San Francisco Giants manager Bruce Bochy said special moments like Matt Cain's perfect game "bring teams together even more."
Having lost three of four since, the Giants may be hoping the right-hander has another gem in store Monday night.
Cain will take the mound for the first time since making history last week, visiting a Los Angeles Angels team that's been stellar on the mound as well recently.
The Giants (37-30) have struggled since Cain pitched baseball's 22nd perfect game in a 10-0 win over Houston last Wednesday, losing the next day to the Astros before dropping two of three at Seattle over the weekend.
They allowed a run in the bottom of the ninth inning Sunday to lose 2-1 after going 1 for 8 with runners in scoring position.
"Timely hits, that's what wins games for you and we were missing that," Bochy said.
Cain (8-2, 2.18 ERA) looks to help San Francisco get back on track after striking out 14 Wednesday — tied with Sandy Koufax for the most in a perfect game. He's won his last seven starts while posting a 1.99 ERA and hasn't allowed an earned run in his last 20 innings.
He said his stellar outing is a moment he'll never forget, but it's time to move on.
"It's in your mind, obviously," Cain told the team's official website. "But I'm not going to think about that.

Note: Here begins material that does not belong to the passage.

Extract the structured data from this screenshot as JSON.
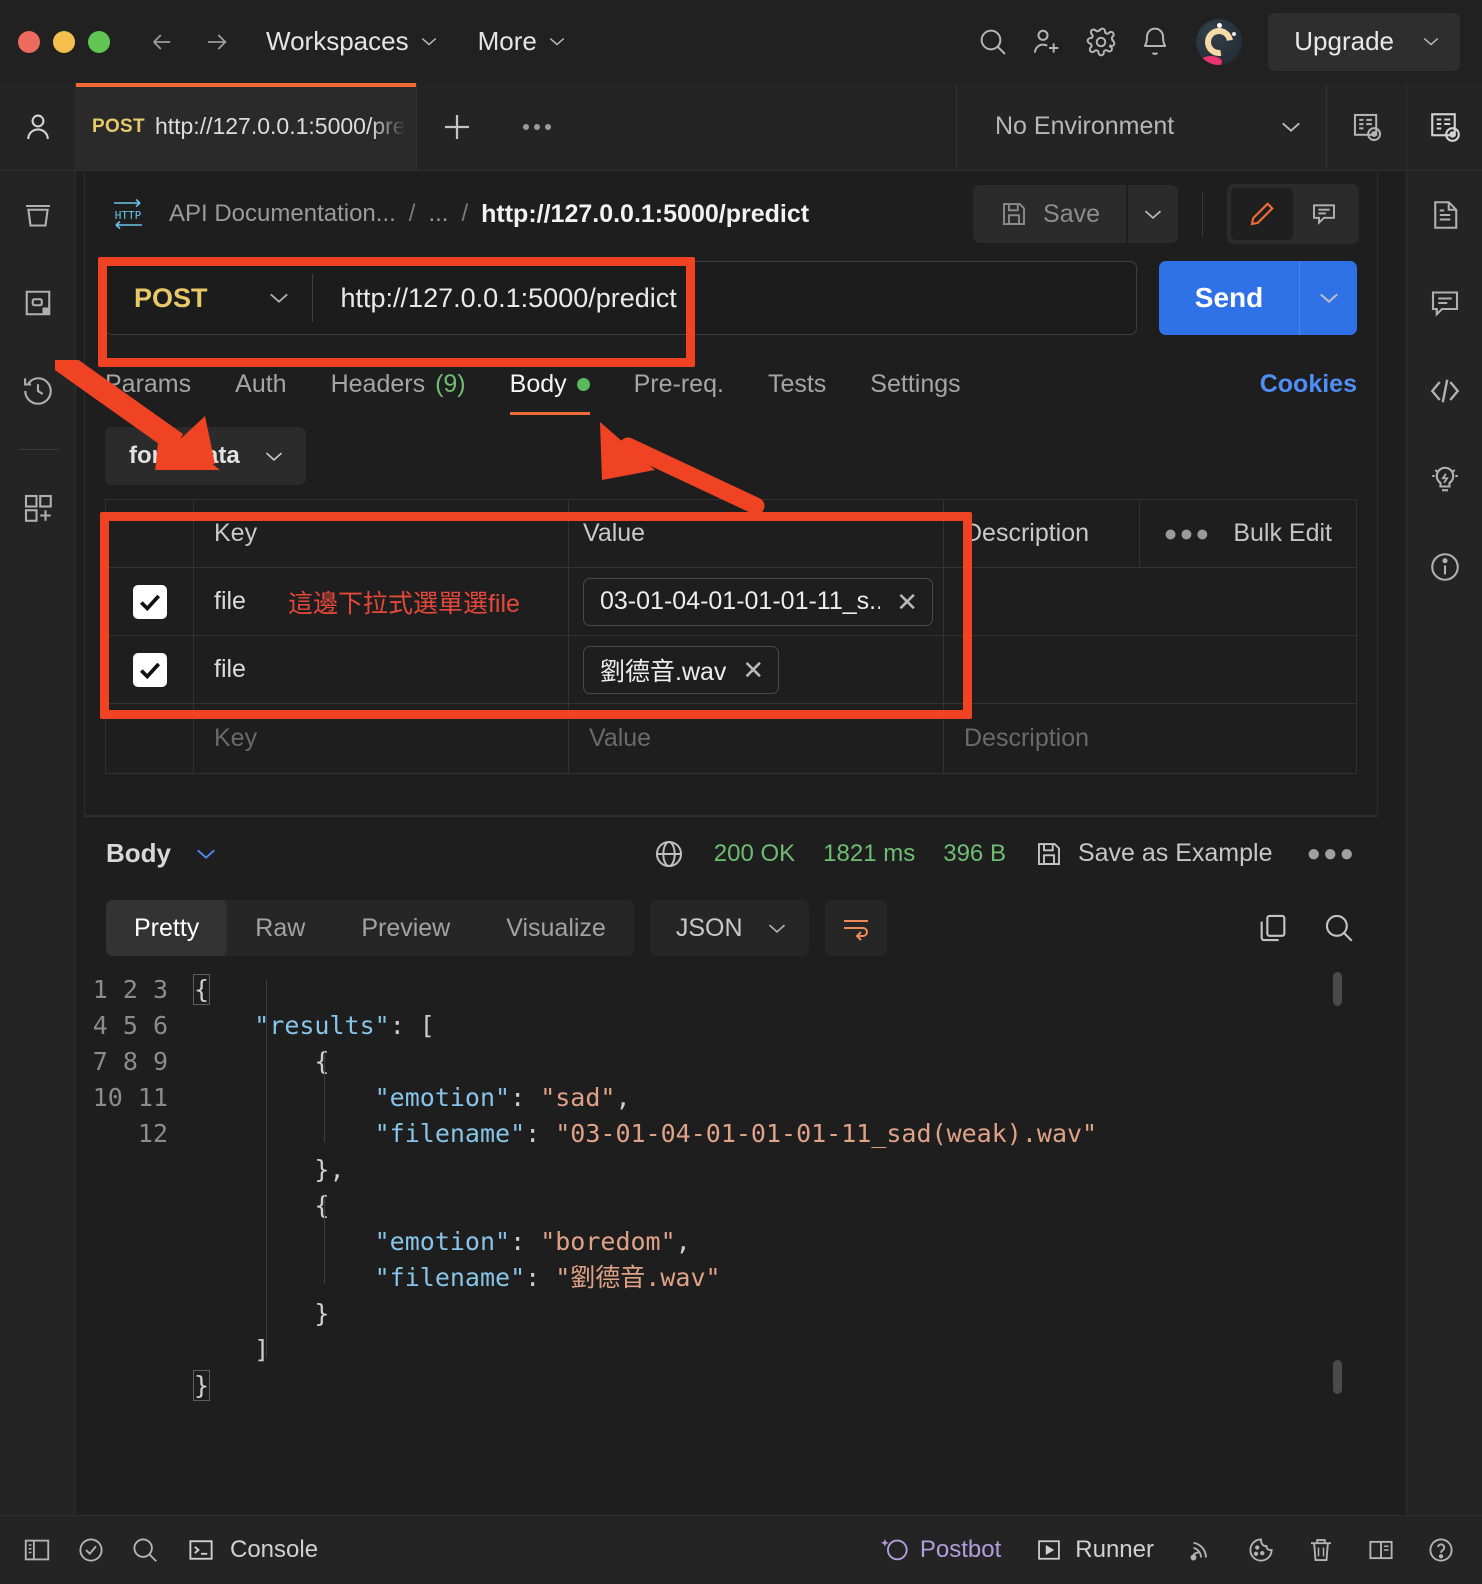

"It's a hard thing to duplicate."
No one has tossed multiple perfect games. Even Johnny Vander Meer, the only pitcher to throw consecutive no-hitters in 1938, walked eight in the second contest.
Of the 17 pitchers to throw a perfect game since the White Sox's Charlie Robertson in 1922, only five won their next start. The last nine, including Phil Humber, who retired all 27 hitters on April 21, are a combined 3-4 with a 5.56 earned-run average following their history-making performance.
It's been nearly six years to the day since Cain's lone look at the Angels (36-31), but that start went awfully well also. He held Los Angeles to one hit and an unearned run in eight innings June 19, 2006, striking out 10.
The Angels have had their own success on the mound lately, earning consecutive 2-0 wins against Arizona on Saturday and Sunday.
Ervin Santana flirted with perfection before pitching a one-hitter, then Garrett Richards and Ernesto Frieri combined on a four-hitter in the finale to increase Los Angeles' major league-leading shutout total to nine.
Jerome Williams (6-4, 4.20) will look to add another solid performance to the list against his former team.
Williams gave up one run through seven innings Tuesday but surrendered four in the eighth, including a three-run, two-out homer that earned him the hook, of a 5-2 loss to the Dodgers. He's given up 12 runs in his last two outings after going 3-1 with a 2.96 ERA in his previous four.
Williams, who made 46 starts for the Giants from 2003-05, has faced his former team only once, taking the loss Sept. 9, 2005, after being traded to the Chicago Cubs.
If he plans on winning Monday, he may need to limit the damage. Los Angeles has won seven of nine, but it's scored no more than two runs while going 3-2 in its last five.
Albert Pujols, who is 8 for 14 with two home runs, a double and four walks lifetime versus Cain, hit a solo homer Sunday, and Mike Trout had an RBI double.
"We need to get our club offensively to put a little more pressure on teams than we have," Angels manager Mike Scioscia told the team's official website.
"In the past six games, we've scored 11 runs. We have to be better than that and we are better than that."
The Angels have won four straight against the Giants, including a three-game sweep June 15-17, 2009, the last time the teams met.